(THE DATA)
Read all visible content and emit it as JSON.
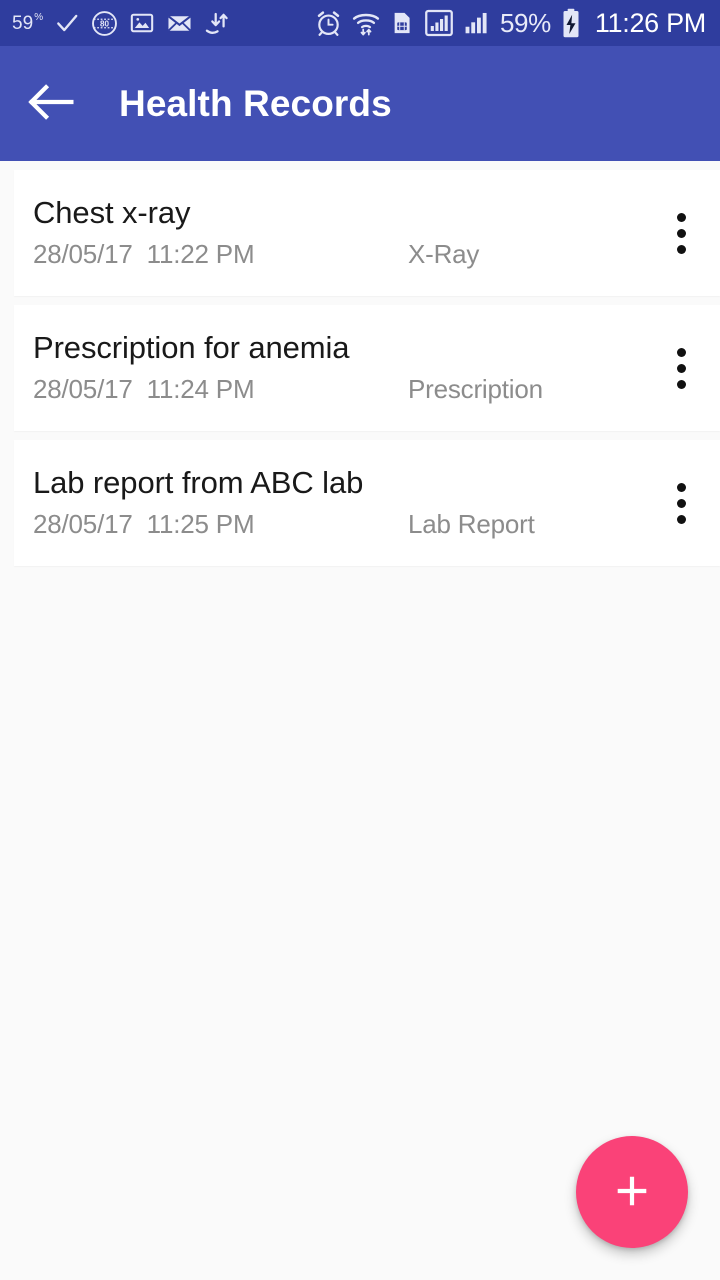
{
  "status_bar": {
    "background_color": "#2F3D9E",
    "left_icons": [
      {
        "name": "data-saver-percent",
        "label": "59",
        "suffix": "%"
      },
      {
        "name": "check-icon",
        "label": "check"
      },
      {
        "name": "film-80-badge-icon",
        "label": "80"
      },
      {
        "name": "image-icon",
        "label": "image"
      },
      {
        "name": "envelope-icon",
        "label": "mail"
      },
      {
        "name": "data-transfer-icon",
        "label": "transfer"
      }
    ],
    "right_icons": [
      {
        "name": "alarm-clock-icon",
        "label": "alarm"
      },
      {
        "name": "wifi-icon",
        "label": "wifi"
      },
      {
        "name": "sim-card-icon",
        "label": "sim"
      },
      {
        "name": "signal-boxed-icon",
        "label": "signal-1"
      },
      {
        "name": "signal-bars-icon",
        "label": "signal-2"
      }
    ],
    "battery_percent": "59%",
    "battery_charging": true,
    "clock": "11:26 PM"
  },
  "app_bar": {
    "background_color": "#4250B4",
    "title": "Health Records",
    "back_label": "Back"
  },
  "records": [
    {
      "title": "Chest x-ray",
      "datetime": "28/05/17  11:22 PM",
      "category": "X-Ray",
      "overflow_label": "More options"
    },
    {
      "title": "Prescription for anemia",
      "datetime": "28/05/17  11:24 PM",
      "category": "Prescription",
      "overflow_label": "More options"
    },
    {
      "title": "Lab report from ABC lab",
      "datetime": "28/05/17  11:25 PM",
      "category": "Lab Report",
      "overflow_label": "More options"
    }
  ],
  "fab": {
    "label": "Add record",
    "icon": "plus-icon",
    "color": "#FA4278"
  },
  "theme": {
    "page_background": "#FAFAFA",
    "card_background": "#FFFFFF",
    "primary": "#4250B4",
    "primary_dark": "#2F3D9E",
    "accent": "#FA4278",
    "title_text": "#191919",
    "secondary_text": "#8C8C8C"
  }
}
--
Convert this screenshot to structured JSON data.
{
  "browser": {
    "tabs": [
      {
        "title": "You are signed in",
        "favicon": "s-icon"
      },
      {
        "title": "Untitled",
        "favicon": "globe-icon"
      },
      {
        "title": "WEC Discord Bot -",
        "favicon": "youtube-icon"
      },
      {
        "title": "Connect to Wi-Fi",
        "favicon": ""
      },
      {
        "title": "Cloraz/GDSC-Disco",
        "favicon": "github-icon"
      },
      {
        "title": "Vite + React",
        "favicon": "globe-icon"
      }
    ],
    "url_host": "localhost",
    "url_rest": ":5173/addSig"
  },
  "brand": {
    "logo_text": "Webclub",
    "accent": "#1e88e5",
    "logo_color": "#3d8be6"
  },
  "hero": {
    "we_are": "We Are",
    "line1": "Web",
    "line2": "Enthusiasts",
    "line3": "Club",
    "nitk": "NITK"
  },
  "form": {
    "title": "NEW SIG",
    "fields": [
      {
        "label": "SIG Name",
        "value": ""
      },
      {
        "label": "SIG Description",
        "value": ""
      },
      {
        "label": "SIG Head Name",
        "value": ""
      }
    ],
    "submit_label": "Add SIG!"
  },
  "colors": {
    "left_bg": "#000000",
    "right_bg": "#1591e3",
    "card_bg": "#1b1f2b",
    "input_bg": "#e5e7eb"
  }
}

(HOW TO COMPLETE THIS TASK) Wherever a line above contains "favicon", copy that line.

(RESULT)
        "favicon": "s-icon"
        "favicon": "globe-icon"
        "favicon": "youtube-icon"
        "favicon": ""
        "favicon": "github-icon"
        "favicon": "globe-icon"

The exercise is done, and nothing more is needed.